Undrafted free agent Bryce Ford-Wheaton has caught the eye of the Giants’ coaching staff, particularly due to his athletic potential.
“The obvious with Bryce is just size, speed. He’s 6-foot-4, he’s 225 pounds, or 230, whatever he is, and runs 4.40,” Giants special teams coordinator Thomas McGaughey told reporters on Wednesday.
Ford-Wheaton has also impressed as a gunner on the punt team. While the wide receiver position is crowded, many of those battling for a spot lack his special teams skills. If Ford-Wheaton secures a gunner role, he has a strong shot at making the 53-man roster.
“Those measurables are pretty special. Whenever you can get — and with him, he’s a very mature rookie. He goes about his business very professionally, he comes into meetings, he works his tail off, he’s attentive, and he wants to learn. So, when you have those qualities — smart, tough, dependable — and just those physical attributes, he has a really, really big upside, I think.”

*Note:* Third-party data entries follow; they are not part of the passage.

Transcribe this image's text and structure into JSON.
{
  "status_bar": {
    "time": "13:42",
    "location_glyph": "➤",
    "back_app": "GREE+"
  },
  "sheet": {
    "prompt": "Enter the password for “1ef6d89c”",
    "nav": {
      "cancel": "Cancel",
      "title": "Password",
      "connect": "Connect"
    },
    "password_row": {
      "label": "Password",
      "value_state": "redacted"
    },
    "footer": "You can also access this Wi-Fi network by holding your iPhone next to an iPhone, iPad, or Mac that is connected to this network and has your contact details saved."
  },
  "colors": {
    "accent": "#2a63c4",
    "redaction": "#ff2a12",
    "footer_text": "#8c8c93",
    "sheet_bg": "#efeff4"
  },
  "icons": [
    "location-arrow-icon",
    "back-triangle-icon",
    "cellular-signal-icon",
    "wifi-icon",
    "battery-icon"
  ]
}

With only one preseason game left, Ford-Wheaton is showing that he has what it takes but could use more seasoning to fully develop his skills. Making an impact on special teams can be an excellent pathway for late-round and undrafted players to earn their keep, and he appears to be mastering that challenge.